Stephenson has tried to agitate LeBron throughout all of them.

From the choke sign back when Stephenson was still a benchwarmer to the infamous ear blow to the tapping of LeBron’s face the next game, Stephenson has been relentless. And LeBron has mostly kept his cool.

But not last night.

Midway through the fourth quarter of the Cavaliers’ Game 4 win over the Pacers, Stephenson stuck close to LeBron as LeBron went to the Cleveland bench. LeBron pushed Stephenson away and received a technical foul.

LeBron:

I mean, I should never have gotten a tech in the first place. There’s a timeout called, and this guy’s following me to my bench. I gave him a little nudge, and he falls to half court. Come on. But I should know better. I should know better. I’ve been dealing with this since elementary. It’s like I tell you a joke – I tell you a joke and then you laugh, and you get caught. That’s what happened. Lance told me a joke. I laughed. Teacher caught me. Now, I’ve got to go see the principal. That’s what happened.
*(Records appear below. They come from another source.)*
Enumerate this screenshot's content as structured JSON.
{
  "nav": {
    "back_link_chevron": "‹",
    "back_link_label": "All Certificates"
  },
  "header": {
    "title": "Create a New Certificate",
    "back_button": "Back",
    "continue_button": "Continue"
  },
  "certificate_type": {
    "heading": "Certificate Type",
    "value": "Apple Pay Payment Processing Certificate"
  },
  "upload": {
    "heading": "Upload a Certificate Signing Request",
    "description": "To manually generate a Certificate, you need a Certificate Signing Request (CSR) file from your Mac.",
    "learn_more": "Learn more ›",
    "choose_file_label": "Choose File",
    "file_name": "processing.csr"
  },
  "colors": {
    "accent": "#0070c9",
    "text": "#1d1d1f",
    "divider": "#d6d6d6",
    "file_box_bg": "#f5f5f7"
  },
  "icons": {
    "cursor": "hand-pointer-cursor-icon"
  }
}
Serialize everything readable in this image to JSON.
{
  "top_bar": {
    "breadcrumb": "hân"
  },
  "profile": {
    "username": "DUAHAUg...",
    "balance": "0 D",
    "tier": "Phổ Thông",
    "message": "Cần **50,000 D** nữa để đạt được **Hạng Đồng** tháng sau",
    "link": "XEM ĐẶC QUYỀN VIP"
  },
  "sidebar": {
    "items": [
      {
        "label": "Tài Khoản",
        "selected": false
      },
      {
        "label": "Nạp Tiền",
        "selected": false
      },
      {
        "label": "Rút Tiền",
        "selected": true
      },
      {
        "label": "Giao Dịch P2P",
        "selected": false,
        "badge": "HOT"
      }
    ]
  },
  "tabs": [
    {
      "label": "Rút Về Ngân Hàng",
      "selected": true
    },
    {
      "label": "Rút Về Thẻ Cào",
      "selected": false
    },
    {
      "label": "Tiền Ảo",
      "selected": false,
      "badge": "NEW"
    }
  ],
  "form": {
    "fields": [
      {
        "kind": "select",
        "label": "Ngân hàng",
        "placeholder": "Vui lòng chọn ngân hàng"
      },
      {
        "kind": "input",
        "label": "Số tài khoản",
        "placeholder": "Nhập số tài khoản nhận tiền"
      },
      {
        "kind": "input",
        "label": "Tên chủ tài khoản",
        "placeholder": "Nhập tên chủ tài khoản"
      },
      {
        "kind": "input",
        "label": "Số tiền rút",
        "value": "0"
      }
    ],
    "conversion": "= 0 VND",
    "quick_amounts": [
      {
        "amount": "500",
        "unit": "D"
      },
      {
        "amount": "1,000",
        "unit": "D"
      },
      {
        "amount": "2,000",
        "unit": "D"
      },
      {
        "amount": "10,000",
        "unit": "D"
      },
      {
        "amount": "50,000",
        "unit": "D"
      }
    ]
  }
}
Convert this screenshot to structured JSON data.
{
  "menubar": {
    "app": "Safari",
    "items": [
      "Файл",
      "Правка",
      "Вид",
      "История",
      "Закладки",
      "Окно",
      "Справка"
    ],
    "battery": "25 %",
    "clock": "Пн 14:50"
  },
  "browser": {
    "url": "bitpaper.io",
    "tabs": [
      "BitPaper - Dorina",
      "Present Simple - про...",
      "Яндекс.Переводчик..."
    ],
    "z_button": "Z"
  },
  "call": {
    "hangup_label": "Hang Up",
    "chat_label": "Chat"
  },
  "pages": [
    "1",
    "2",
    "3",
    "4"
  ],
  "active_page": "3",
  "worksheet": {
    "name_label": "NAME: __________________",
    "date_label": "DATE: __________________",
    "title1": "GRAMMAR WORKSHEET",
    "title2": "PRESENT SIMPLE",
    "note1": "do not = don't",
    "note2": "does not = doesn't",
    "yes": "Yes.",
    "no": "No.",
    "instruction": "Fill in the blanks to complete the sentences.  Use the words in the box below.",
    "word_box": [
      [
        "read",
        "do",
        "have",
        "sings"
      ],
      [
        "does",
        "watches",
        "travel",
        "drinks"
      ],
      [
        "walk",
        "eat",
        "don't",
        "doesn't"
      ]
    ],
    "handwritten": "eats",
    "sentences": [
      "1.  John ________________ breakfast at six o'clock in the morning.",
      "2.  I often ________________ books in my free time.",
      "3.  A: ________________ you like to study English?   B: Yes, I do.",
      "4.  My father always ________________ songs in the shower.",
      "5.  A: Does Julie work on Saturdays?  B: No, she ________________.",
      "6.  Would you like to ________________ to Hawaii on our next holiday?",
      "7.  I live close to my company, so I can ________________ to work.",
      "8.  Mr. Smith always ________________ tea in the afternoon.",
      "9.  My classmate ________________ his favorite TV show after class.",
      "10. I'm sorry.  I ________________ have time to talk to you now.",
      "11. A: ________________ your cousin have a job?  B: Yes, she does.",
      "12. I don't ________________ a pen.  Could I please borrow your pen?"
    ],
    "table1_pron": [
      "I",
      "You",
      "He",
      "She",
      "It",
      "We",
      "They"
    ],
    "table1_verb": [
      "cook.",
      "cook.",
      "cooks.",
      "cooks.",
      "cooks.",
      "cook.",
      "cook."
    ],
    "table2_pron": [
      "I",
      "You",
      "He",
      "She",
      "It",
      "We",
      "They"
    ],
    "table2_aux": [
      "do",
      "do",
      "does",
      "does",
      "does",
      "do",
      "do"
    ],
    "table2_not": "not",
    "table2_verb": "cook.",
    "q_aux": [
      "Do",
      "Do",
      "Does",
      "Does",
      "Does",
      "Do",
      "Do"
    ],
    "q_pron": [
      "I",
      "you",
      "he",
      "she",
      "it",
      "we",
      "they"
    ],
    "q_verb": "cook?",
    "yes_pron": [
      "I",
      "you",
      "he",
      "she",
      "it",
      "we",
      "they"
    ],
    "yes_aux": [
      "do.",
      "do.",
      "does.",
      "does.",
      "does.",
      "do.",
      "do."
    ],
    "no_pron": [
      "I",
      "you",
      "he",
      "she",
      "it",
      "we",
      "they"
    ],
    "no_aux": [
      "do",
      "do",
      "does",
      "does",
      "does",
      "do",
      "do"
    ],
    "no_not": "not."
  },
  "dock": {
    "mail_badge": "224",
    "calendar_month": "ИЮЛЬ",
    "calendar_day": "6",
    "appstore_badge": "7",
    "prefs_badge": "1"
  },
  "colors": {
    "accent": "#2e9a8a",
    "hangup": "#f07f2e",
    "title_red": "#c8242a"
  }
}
Stephenson earned that technical foul. He did just enough to bait LeBron, but too much where Stephenson would get a tech. Then, Stephenson exaggerated the contract.

LeBron got got, and he knows it.

He’s also probably savvy enough to remain on greater alert to Stephenson’s antics the rest of the series and avoid responding again.